Corners in architecture: Canted, chamfered, and rounded

HSBC Bank

I have this thing for corners that are rounded, canted, or chamfered, especially door and window entrances. I really learned to appreciate them through Preservation in Mississippi. Apparently, though, I have liked them for a long time, since I took these photographs in London in 2006 and I did not discover Preservation in Mississippi until 2010, a couple of years after I began blogging in 2008. I have always been a fan of windows and doors that seem unique, and given the hop on/hop off option of seeing as much of London as we could in one day, that entailed a lot of photographs of windows and doors and rooftops.

The HSBC Bank (Hong Kong and Shanghai Banking Corporation) sits at an angled corner at the intersection of Queen Street and Queen Victoria Street. Today was the first time I had noticed a man standing in the window looking out as we passed, although I have never closely examined this photograph enlarged prior to today either. Finding this building to identify it was easy, as the street names are visible on each side of the corner. This modern architecture was designed by Peter Foggo and Associates. the chamfered bronze panels cladding the outside is reported to be the “largest verdigris patinated bronze facade in the UK” (dreamstime.com).

Daiwa Capital Markets Europe Ltd

Daiwa Capital Markets opened its first representative office in London in 1964, and established a UK registered company in 1981. In 1987 they moved into the current offices, this early 20th century building on King William Street. Yes, I just liked the rounded corner.

A bit further down on King William Street, the rounded corners of the multi-use building holding restaurants and offices caught my eye. The memorial further on is the Monument to the Great Fire of London.

former NatWest Bank, McDonald’s, and St. James Tavern

The great trifecta of 3 angled, rounded, corner entrances merged at Shaftesbury Avenue and Denman Street. An image capture on November 2020 shows the NatWest has been demolished. One of the interesting things about London was the mix of architecture from classic to modern. What will appear on the corner now?

This entry was posted in Bank buildings, London, Modernism, Statues and Memorials and tagged , , , . Bookmark the permalink.

9 Responses to Corners in architecture: Canted, chamfered, and rounded

  1. Betty says:

    The man in the window almost looks to be a scene in an old movie. He is in a suit and looks like he could have a drink in his hand. Perhaps he is wearing a monocle. There is a woman in a fancy dress behind him, wearing pearls, saying, “But darling.” And he is telling her the way it is. She wants to see more buildings with rounded corners – and such, but he is telling her she must, must get on the hop on hop off bus when it comes along. And there’s to be no more discussion about it.

    Liked by 1 person

  2. peggy says:

    Definitely love buildings with curves. There are several places in Arkansas where you find buildings like these. Saw your comment to Betty. Hope your second vaccine shot goes well.

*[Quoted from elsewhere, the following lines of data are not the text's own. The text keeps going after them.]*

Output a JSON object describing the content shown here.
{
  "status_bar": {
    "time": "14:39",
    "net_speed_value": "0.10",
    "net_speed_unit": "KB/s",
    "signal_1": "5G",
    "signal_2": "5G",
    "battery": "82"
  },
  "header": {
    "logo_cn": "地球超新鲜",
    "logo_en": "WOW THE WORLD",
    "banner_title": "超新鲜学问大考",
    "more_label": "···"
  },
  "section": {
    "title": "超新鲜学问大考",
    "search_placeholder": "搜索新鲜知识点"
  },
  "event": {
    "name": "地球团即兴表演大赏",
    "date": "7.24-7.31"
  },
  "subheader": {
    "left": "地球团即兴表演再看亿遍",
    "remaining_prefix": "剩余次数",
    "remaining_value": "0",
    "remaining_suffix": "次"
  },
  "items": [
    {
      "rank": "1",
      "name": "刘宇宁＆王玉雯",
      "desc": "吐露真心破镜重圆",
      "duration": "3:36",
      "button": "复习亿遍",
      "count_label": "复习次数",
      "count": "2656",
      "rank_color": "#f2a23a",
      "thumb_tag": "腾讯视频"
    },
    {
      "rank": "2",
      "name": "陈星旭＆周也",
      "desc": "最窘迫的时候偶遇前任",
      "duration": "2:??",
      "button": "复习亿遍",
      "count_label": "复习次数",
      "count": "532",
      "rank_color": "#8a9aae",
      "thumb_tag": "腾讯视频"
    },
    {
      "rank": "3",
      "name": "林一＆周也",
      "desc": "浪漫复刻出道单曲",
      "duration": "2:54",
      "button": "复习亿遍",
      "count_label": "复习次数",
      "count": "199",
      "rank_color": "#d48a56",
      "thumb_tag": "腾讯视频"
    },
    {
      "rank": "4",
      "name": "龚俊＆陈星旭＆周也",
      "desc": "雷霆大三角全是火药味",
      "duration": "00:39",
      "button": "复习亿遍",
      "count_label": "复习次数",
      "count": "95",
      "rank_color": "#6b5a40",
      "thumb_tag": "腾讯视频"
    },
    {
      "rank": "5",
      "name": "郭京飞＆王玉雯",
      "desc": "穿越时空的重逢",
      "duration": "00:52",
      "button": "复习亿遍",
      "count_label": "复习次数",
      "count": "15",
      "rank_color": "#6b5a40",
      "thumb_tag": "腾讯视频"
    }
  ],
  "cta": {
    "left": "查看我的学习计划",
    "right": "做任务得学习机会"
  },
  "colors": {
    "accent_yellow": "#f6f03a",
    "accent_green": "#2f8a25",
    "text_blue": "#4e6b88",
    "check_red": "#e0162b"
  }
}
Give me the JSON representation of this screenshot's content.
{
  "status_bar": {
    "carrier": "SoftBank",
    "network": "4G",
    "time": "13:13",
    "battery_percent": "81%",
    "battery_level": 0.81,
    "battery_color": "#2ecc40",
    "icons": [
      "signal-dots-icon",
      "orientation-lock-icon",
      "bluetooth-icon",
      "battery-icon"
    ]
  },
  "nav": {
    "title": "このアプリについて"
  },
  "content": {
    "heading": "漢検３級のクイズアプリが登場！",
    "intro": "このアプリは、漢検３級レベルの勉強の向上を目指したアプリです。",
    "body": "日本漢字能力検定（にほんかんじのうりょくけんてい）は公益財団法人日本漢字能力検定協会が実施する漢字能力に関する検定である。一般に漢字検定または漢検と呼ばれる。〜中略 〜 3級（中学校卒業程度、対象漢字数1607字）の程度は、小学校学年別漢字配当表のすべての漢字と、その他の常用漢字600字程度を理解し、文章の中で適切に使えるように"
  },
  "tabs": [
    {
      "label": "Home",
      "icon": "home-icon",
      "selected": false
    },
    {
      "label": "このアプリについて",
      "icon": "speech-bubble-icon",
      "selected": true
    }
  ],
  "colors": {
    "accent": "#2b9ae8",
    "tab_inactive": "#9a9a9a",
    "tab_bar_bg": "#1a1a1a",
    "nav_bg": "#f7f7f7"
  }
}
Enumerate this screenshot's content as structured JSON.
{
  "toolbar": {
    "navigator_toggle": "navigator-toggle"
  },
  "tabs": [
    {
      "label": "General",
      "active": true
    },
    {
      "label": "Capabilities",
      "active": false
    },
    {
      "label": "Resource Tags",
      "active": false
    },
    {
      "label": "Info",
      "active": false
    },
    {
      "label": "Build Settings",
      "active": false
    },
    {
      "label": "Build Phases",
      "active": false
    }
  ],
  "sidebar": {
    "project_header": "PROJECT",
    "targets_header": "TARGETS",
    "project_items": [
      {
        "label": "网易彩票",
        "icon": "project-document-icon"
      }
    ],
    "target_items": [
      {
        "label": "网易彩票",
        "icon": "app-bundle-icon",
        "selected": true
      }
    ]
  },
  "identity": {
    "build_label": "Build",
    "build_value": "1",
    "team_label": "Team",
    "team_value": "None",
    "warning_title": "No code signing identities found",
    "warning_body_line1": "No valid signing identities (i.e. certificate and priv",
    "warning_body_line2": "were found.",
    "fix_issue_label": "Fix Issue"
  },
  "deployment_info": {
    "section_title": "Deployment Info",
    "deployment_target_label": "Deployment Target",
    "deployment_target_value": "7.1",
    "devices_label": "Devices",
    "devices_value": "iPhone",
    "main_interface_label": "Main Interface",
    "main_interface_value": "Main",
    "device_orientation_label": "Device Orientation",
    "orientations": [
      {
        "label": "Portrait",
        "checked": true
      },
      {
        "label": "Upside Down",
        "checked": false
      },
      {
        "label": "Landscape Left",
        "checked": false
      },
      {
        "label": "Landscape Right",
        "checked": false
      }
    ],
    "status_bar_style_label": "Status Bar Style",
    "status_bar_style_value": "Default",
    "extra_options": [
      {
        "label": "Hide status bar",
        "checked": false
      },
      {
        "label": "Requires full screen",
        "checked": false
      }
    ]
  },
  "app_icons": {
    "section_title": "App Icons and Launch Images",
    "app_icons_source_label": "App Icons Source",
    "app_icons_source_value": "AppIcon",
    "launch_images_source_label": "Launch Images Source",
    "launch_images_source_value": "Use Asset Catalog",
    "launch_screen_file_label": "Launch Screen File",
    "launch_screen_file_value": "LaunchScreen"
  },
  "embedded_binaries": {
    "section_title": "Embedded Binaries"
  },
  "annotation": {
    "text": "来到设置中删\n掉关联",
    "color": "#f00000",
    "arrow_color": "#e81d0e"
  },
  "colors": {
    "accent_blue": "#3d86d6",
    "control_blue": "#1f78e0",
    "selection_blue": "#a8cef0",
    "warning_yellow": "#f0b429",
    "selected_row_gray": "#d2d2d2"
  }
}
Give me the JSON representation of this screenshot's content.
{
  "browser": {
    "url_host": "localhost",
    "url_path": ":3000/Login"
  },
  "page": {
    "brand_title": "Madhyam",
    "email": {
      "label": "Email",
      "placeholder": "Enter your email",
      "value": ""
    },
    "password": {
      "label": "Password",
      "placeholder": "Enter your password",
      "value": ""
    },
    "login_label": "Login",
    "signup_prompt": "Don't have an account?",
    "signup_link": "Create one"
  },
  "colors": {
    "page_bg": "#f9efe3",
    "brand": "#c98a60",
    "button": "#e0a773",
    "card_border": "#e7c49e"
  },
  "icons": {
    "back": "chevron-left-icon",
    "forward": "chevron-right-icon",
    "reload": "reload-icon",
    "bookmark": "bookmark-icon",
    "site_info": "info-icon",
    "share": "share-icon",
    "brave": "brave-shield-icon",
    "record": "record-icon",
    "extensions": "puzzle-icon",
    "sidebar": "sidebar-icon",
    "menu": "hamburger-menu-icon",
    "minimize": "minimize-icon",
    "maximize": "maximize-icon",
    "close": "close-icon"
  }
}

We got ours last week and all went well.

    Liked by 1 person

    • Suzassippi says:

      I do have some great photographs of buildings in Arkansas. I love the square at DeWitt. We did fine, other than fatigue. I just took advantage to nap and drink a lot of water and orange juice to stay hydrated. I feel “normal” today–or my normal anyway! Thank you for your good wishes, and glad yours went well, too.

      Liked by 1 person

  3. Beth says:

    Buildings with rounded corners and anything other than a square corner have always caught my eye; I never thought about it until now. Loved these, but have to wonder why the NatWest building was demolished. And, you’ve also reminded me of the joy of pulling up Miss Pres every morning for a read. Sigh.

    Liked by 1 person

Leave a Reply

Fill in your details below or click an icon to log in:

WordPress.com Logo

You are commenting using your WordPress.com account. Log Out /  Change )

Google photo

You are commenting using your Google account. Log Out /  Change )

Twitter picture

You are commenting using your Twitter account. Log Out /  Change )

Facebook photo

You are commenting using your Facebook account. Log Out /  Change )

Connecting to %s

This site uses Akismet to reduce spam. Learn how your comment data is processed.